LONDON (Reuters) - The FTSE top share index closed at a new nine month high on Wednesday, led by an energy sector buoyed by hopes that the U.S. Federal Reserve would continue to provide stimulus for the world’s biggest economy.
Oil & Gas and basic materials, which rise and fall with optimism over the economic outlook, combined to added over 13 points to the FTSE, which rose on expectations the Fed will launch a fresh round of $45 billion (27 billion pounds) in bond buying a month, bringing the monthly pace of asset purchases to $85 billion (52 billion pounds).
“There’s only one game in town today, and that’s the Federal Reserve at 17:30 BST tonight. Frankly everything else pales into distant insignificance,” Jeremy Batstone-Carr, research analyst at Charles Stanley, said.
“In the short-term, it’s clear that central banks, through their actions, have cut the equity risk premium, and therefore encouraged the rerating that we’ve seen. But in the medium to longer term, it is growth that is the ultimate determinant of share price.”
The FTSE 100 index closed up 20.88 points, or 0.4 percent at 5,945.85, its highest close since March.
The energy sector added 9 points to the index as oil rose to around $110 a barrel, with investor anticipation of renewed monetary stimulus outweighing plentiful supply.
The materials sector also prospered, with miner Anglo American among the FTSE 100 leaders, ahead by 2.7 percent as it was lifted by a Barclays upgrade to equal weight from underweight.
The rise took gains for December to 1.3 percent less than halfway through the month, despite recent downgrades to growth outlooks across the UK and the euro zone.
A rise in December would be the 10th straight year of gains in the last month of the year, and the index rose for the sixth straight day for the first time this year.
However, the recent gains have been made in thin volumes, and while the index closed above 5,932, the intraday high in September, other key levels need to be passed before it can hit 6,000.
“From a chartist point of view, it’s very risky to buy into this rally,” Nicolas Suiffet, technical analyst at Trading Central, said, adding there was resistance between 5,989 and 6,105, the upper end of its short term trading range around a 52-week high and the top hit in 2011 respectively.
“Short term oscillators lack momentum and failed to deliver any significant buy signal during the recovery. Furthermore, low trading volume could indicate the trend is not reversing up,” he added. “Now may not be time to buy markets.”
Capping the index were ex-dividend factors, which clipped 1.70 points off the FTSE 100 on Wednesday.
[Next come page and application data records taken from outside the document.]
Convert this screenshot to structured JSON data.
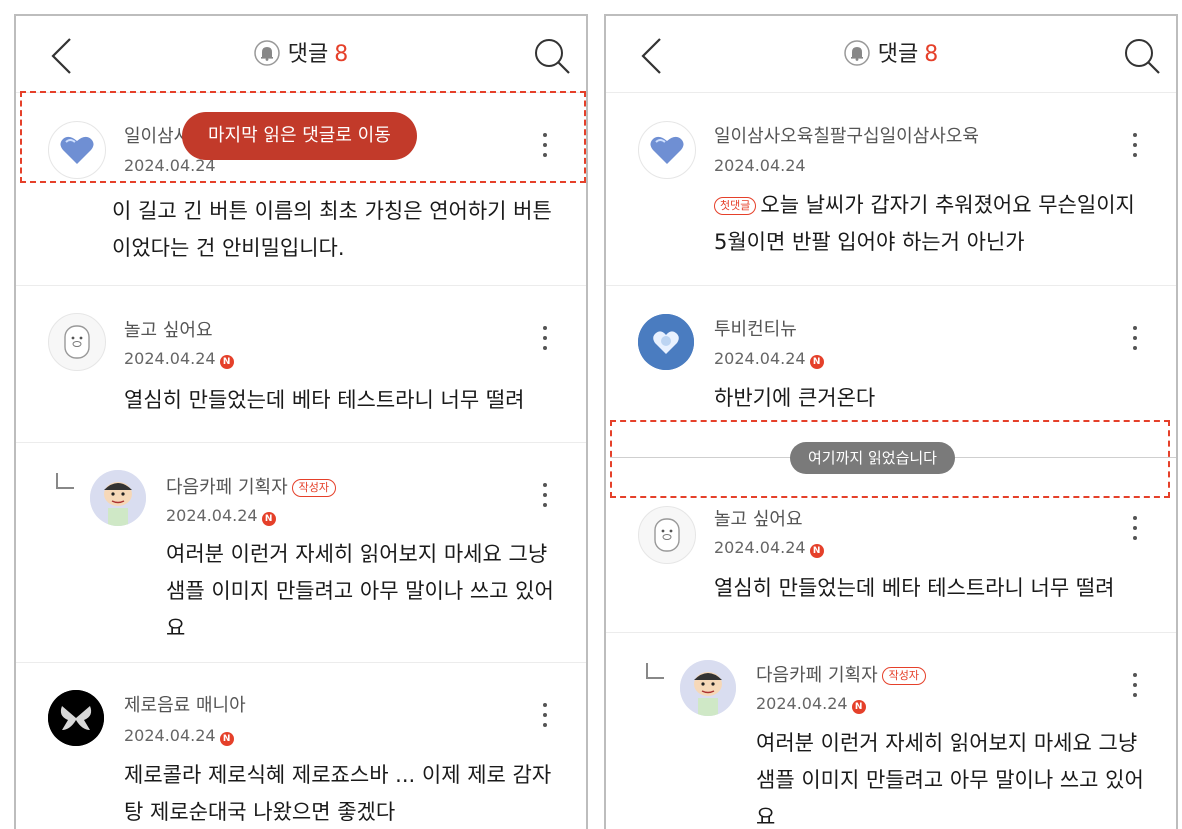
{
  "header": {
    "title": "댓글",
    "count": "8"
  },
  "left": {
    "jump_button": "마지막 읽은 댓글로 이동",
    "comments": [
      {
        "author": "일이삼사오육칠팔구십일이삼사오육",
        "author_visible": "일이삼사",
        "date": "2024.04.24",
        "body": "이 길고 긴 버튼 이름의 최초 가칭은 연어하기 버튼이었다는 건 안비밀입니다."
      },
      {
        "author": "놀고 싶어요",
        "date": "2024.04.24",
        "new_badge": "N",
        "body": "열심히 만들었는데 베타 테스트라니 너무 떨려"
      },
      {
        "author": "다음카페 기획자",
        "author_badge": "작성자",
        "date": "2024.04.24",
        "new_badge": "N",
        "body": "여러분 이런거 자세히 읽어보지 마세요 그냥 샘플 이미지 만들려고 아무 말이나 쓰고 있어요"
      },
      {
        "author": "제로음료 매니아",
        "date": "2024.04.24",
        "new_badge": "N",
        "body": "제로콜라 제로식혜 제로죠스바 ... 이제 제로 감자탕 제로순대국 나왔으면 좋겠다"
      }
    ]
  },
  "right": {
    "read_marker": "여기까지 읽었습니다",
    "comments": [
      {
        "author": "일이삼사오육칠팔구십일이삼사오육",
        "date": "2024.04.24",
        "first_badge": "첫댓글",
        "body": "오늘 날씨가 갑자기 추워졌어요 무슨일이지 5월이면 반팔 입어야 하는거 아닌가"
      },
      {
        "author": "투비컨티뉴",
        "date": "2024.04.24",
        "new_badge": "N",
        "body": "하반기에 큰거온다"
      },
      {
        "author": "놀고 싶어요",
        "date": "2024.04.24",
        "new_badge": "N",
        "body": "열심히 만들었는데 베타 테스트라니 너무 떨려"
      },
      {
        "author": "다음카페 기획자",
        "author_badge": "작성자",
        "date": "2024.04.24",
        "new_badge": "N",
        "body": "여러분 이런거 자세히 읽어보지 마세요 그냥 샘플 이미지 만들려고 아무 말이나 쓰고 있어요"
      }
    ]
  },
  "colors": {
    "accent": "#e5402a",
    "pill": "#c23a2a",
    "marker": "#7a7a7a",
    "divider": "#ececec"
  },
  "icons": [
    "back-icon",
    "bell-icon",
    "search-icon",
    "more-icon",
    "reply-icon"
  ]
}
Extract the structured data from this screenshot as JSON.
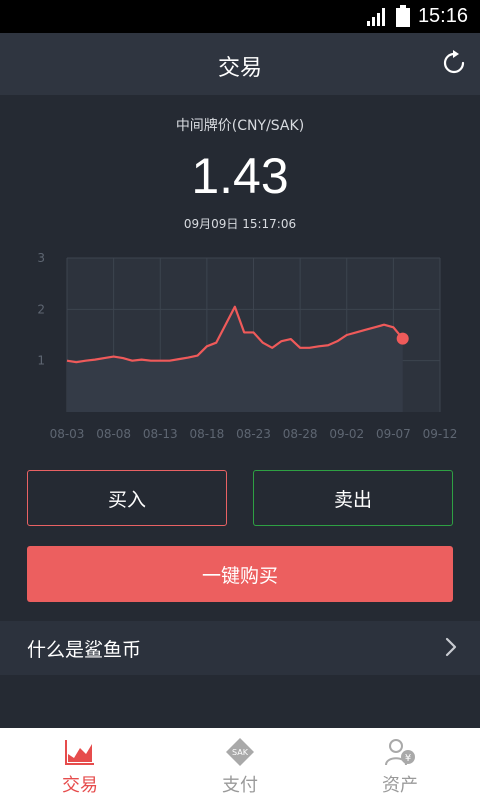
{
  "status_bar": {
    "time": "15:16"
  },
  "header": {
    "title": "交易",
    "refresh_icon": "refresh-icon"
  },
  "price": {
    "caption": "中间牌价(CNY/SAK)",
    "value": "1.43",
    "timestamp": "09月09日 15:17:06"
  },
  "chart_data": {
    "type": "area",
    "x_tick_labels": [
      "08-03",
      "08-08",
      "08-13",
      "08-18",
      "08-23",
      "08-28",
      "09-02",
      "09-07",
      "09-12"
    ],
    "y_tick_labels": [
      "3",
      "2",
      "1"
    ],
    "ylim": [
      0,
      3
    ],
    "grid": true,
    "series": [
      {
        "x": [
          "08-03",
          "08-04",
          "08-05",
          "08-06",
          "08-07",
          "08-08",
          "08-09",
          "08-10",
          "08-11",
          "08-12",
          "08-13",
          "08-14",
          "08-15",
          "08-16",
          "08-17",
          "08-18",
          "08-19",
          "08-20",
          "08-21",
          "08-22",
          "08-23",
          "08-24",
          "08-25",
          "08-26",
          "08-27",
          "08-28",
          "08-29",
          "08-30",
          "08-31",
          "09-01",
          "09-02",
          "09-03",
          "09-04",
          "09-05",
          "09-06",
          "09-07",
          "09-08"
        ],
        "values": [
          1.0,
          0.97,
          1.0,
          1.02,
          1.05,
          1.08,
          1.05,
          1.0,
          1.02,
          1.0,
          1.0,
          1.0,
          1.03,
          1.06,
          1.1,
          1.28,
          1.35,
          1.7,
          2.05,
          1.55,
          1.55,
          1.35,
          1.25,
          1.38,
          1.42,
          1.25,
          1.25,
          1.28,
          1.3,
          1.38,
          1.5,
          1.55,
          1.6,
          1.65,
          1.7,
          1.65,
          1.43
        ],
        "color": "#ef5a5a"
      }
    ]
  },
  "actions": {
    "buy_label": "买入",
    "sell_label": "卖出",
    "onekey_label": "一键购买",
    "buy_color": "#e96264",
    "sell_color": "#2ea043"
  },
  "info": {
    "label": "什么是鲨鱼币"
  },
  "tabs": [
    {
      "label": "交易",
      "icon": "chart-tab-icon",
      "active": true
    },
    {
      "label": "支付",
      "icon": "sak-coin-icon",
      "active": false,
      "badge": "SAK"
    },
    {
      "label": "资产",
      "icon": "user-asset-icon",
      "active": false,
      "badge": "¥"
    }
  ],
  "colors": {
    "accent": "#ec5f5f",
    "background": "#252a33",
    "header": "#2f3540"
  }
}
Babcock International, Polymetal, and Wolseley all traded without entitlement to their latest dividend payout.
Additional reporting by Jon Hopkins; editing by Ron Askew